Mosley, however, refused to overturn the election results in the six ridings named in the court case, saying he had no evidence the fraud efforts actually affected voters. He ruled the scheme likely involved the Conservative party’s closely guarded database, but found no evidence to suggest party candidates or officials “approved or condoned” the fraud. 

“Rather, the evidence points to elaborate efforts to conceal the identity of those accessing the database and arranging for the calls to be made,” Mosley ruled. 

Elections Canada, and the commissioner who conducts its investigations, has been on the trail of the automated calls since May 2011 but only a single charge has been laid against a junior campaign worker in Guelph, Ont. 

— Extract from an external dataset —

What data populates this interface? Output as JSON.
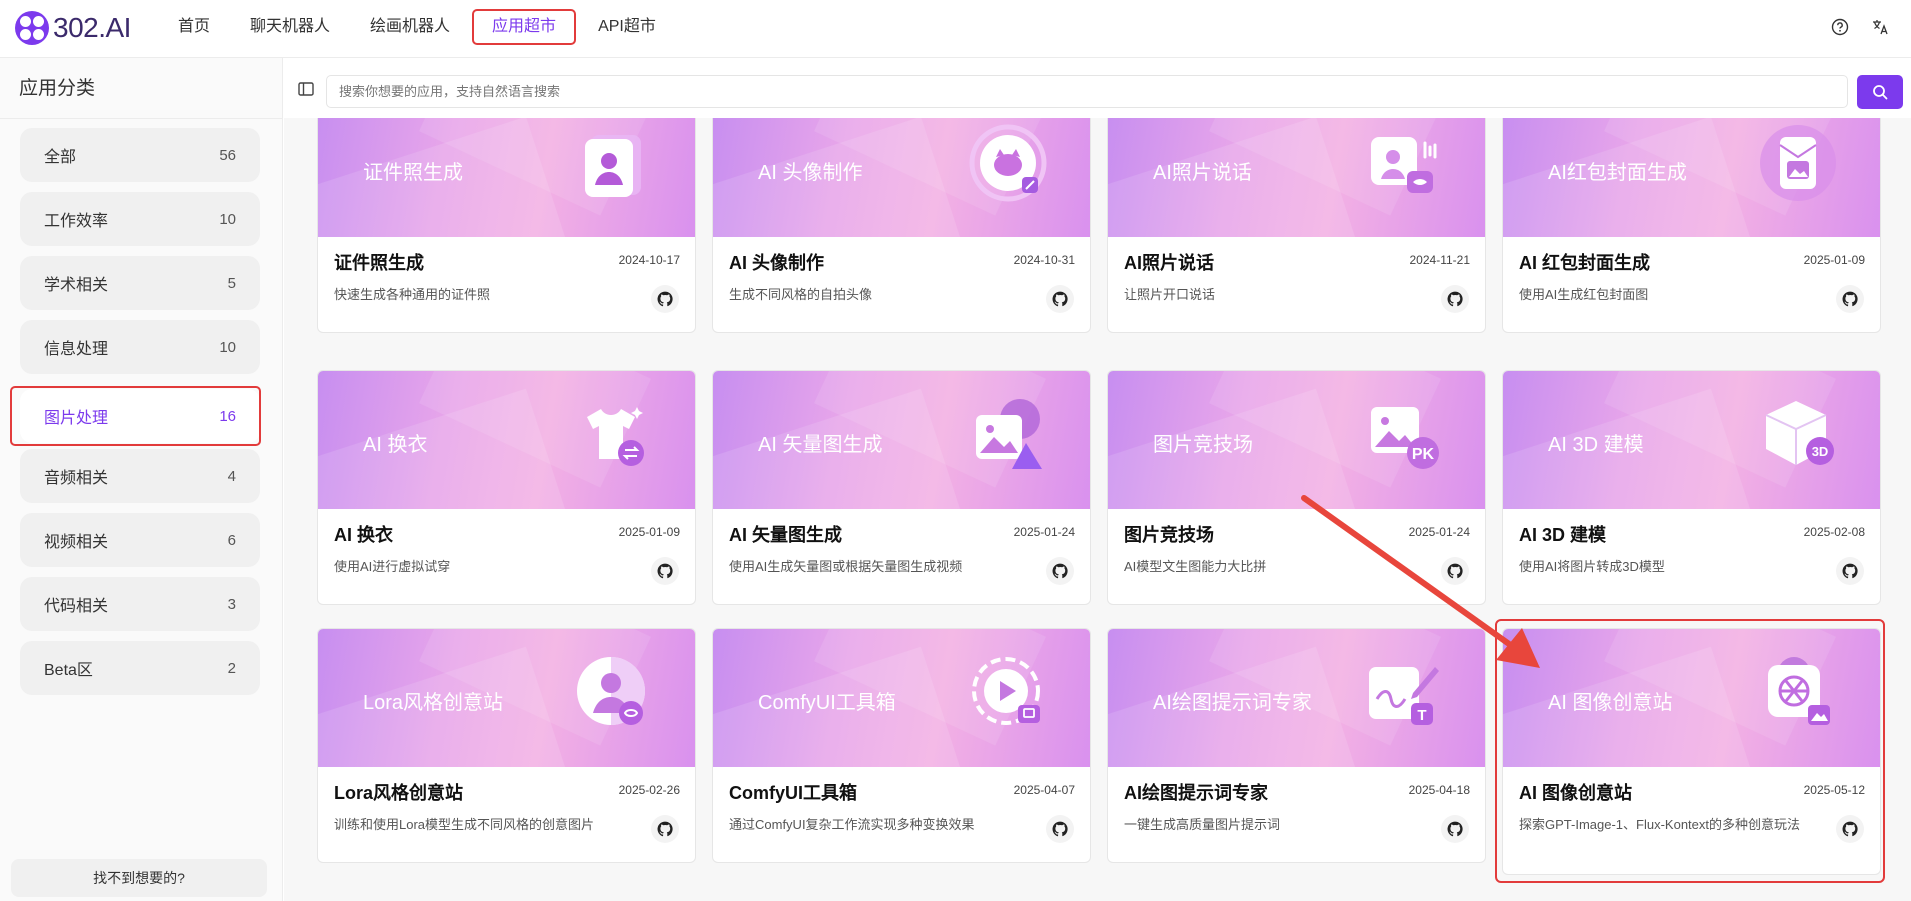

Tom Lukiwski, the Conservative parliamentary secretary to the government House leader, said Conservatives are concerned about the slow pace of the investigation because the party remains under a cloud of suspicion. 

“Until such time as the investigation is completed, it’s very difficult for us to prove we had nothing to do with that,” Lukiwski told Mayrand. “Justice delayed, justice denied.”

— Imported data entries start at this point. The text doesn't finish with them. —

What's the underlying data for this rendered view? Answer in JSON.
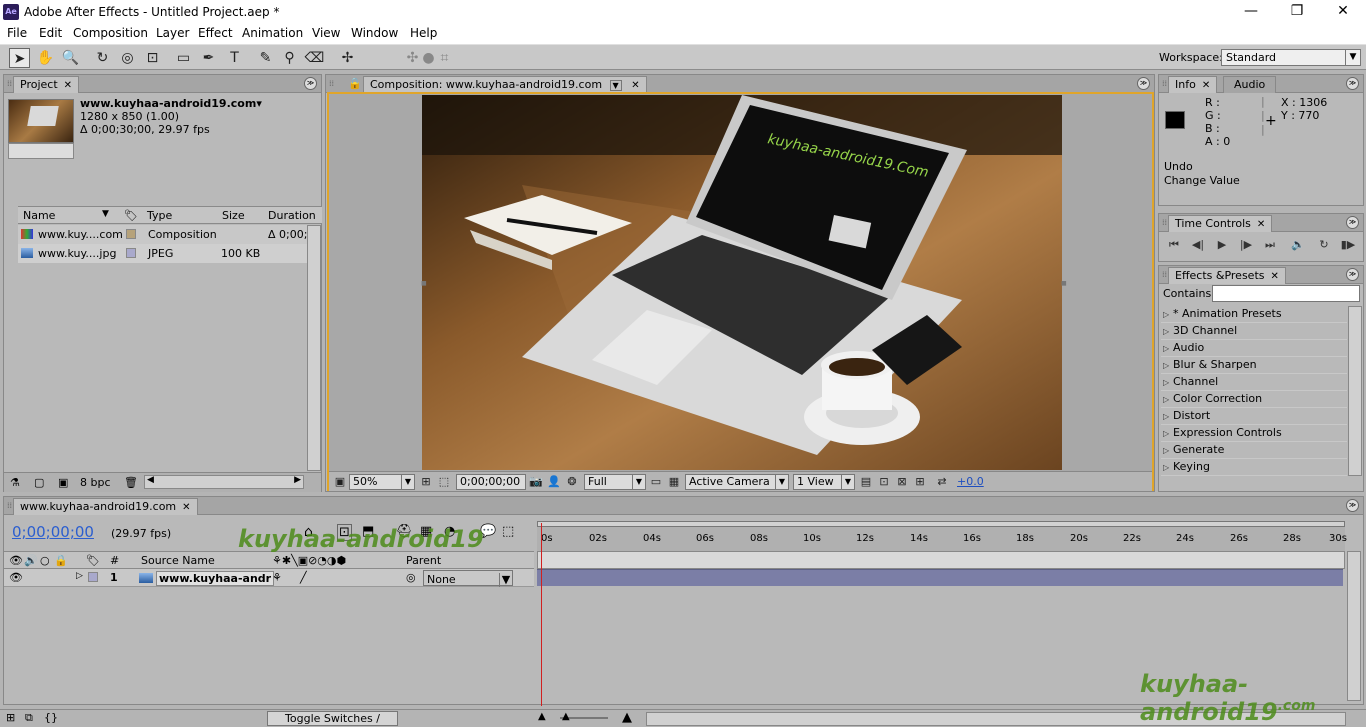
{
  "window": {
    "title": "Adobe After Effects - Untitled Project.aep *",
    "app_icon": "Ae",
    "minimize": "—",
    "maximize": "❐",
    "close": "✕"
  },
  "menu": [
    "File",
    "Edit",
    "Composition",
    "Layer",
    "Effect",
    "Animation",
    "View",
    "Window",
    "Help"
  ],
  "toolbar": {
    "workspace_label": "Workspace:",
    "workspace_value": "Standard"
  },
  "project": {
    "tab": "Project",
    "item_name": "www.kuyhaa-android19.com",
    "item_dims": "1280 x 850 (1.00)",
    "item_duration": "Δ 0;00;30;00, 29.97 fps",
    "columns": {
      "name": "Name",
      "type": "Type",
      "size": "Size",
      "duration": "Duration"
    },
    "rows": [
      {
        "name": "www.kuy....com",
        "type": "Composition",
        "size": "",
        "duration": "Δ 0;00;"
      },
      {
        "name": "www.kuy....jpg",
        "type": "JPEG",
        "size": "100 KB",
        "duration": ""
      }
    ],
    "bpc": "8 bpc"
  },
  "composition": {
    "tab": "Composition: www.kuyhaa-android19.com",
    "zoom": "50%",
    "timecode": "0;00;00;00",
    "resolution": "Full",
    "camera": "Active Camera",
    "view": "1 View",
    "exposure": "+0.0",
    "screen_title": "kuyhaa-android19.Com"
  },
  "info": {
    "tab_info": "Info",
    "tab_audio": "Audio",
    "r": "R :",
    "g": "G :",
    "b": "B :",
    "a": "A : 0",
    "x": "X : 1306",
    "y": "Y : 770",
    "undo": "Undo",
    "undo_detail": "Change Value"
  },
  "time_controls": {
    "tab": "Time Controls"
  },
  "effects": {
    "tab": "Effects &Presets",
    "contains_label": "Contains:",
    "items": [
      "* Animation Presets",
      "3D Channel",
      "Audio",
      "Blur & Sharpen",
      "Channel",
      "Color Correction",
      "Distort",
      "Expression Controls",
      "Generate",
      "Keying"
    ]
  },
  "timeline": {
    "tab": "www.kuyhaa-android19.com",
    "time": "0;00;00;00",
    "fps": "(29.97 fps)",
    "col_num": "#",
    "col_source": "Source Name",
    "col_parent": "Parent",
    "layer_num": "1",
    "layer_name": "www.kuyhaa-andr",
    "parent_value": "None",
    "ticks": [
      "0s",
      "02s",
      "04s",
      "06s",
      "08s",
      "10s",
      "12s",
      "14s",
      "16s",
      "18s",
      "20s",
      "22s",
      "24s",
      "26s",
      "28s",
      "30s"
    ],
    "toggle_label": "Toggle Switches / Modes"
  },
  "watermark": "kuyhaa-android19",
  "watermark_suffix": ".com"
}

Promised Reforms Not Forthcoming

Mayrand has his own frustrations. 

Despite recommending repeated fixes to election law since 2010, Mayrand noted no amending legislation has been introduced and he has not been consulted by the government on its promised reforms. 

The investigating commissioner, he said, is “facing the situation when people don’t want to talk to him, he’s got very little option—even though those people may not be suspect, but may have relevant information to the investigation.” 

Mayrand said if legislation is not passed by next spring, there won’t be enough time to properly implement it in time for 2015’s fixed election date. 

And he painted a picture, somewhat reluctantly, of Conservative intransigence in the face of the robocalls investigation. 

Last week’s Federal Court ruling sharply criticized Conservative party legal delays and obstructions, but Mayrand declined to comment. 

“I think we'll let everyone draw their own conclusions from the judgment of Justice Mosley, which speaks for itself,” he said. 

However, under questioning from NDP MP Craig Scott, Mayrand confirmed media reports that the Conservative party’s lawyer took three months to respond to robocalls inquiries from Elections Canada after the 2011 election campaign—an investigation that is still ongoing. 

And speaking to reporters later, Mayrand cited evidence that three Conservative campaign workers in Guelph, Ont., refused to speak to investigators. 

Mayrand said that when individuals decline to be interviewed, it can’t always be characterized as refusing to co-operate. 

“What would concern me is if we detected a pattern where people systematically refuse to meet with investigators—even though they are not suspect, I should point out.'’

Lack of Co-operation

Mayrand was asked whether he saw a pattern. 

“I think there are cases, I think in Guelph there were a few cases that are now publicly documented and it is a concern that certainly the commissioner has expressed,” the chief electoral officer replied. 

“Basically, in some cases appointments are cancelled at the last minute. People who have agreed suddenly decide they don’t want to meet with the investigator. That adds time, delays, and makes the investigation a little bit more complex than it needed be.”

Mayrand agreed with Lukiwski that delays in getting to the bottom of the fraudulent robocalls are problematic, but said a lack of co-operation is at the root of the problem. 

“Again if we go back to this issue of justice delayed, justice denied, well, that’s where it starts, among other things.” 

Conservative party spokesman Fred DeLorey said in an email that the party has been co-operating. 

“We have been assisting Elections Canada from the beginning, including handing over any documents or records they’ve requested,” said DeLorey. 

He did not directly respond to a question about the court finding that an encrypted, password-protected Conservative database likely was used by unknown persons to commit widespread fraud. 

“The court was clear: neither the Conservative party, nor any of the six (Conservative) candidates, nor their agents engaged in any fraudulent activity,” wrote DeLorey. 

With files from The Canadian Press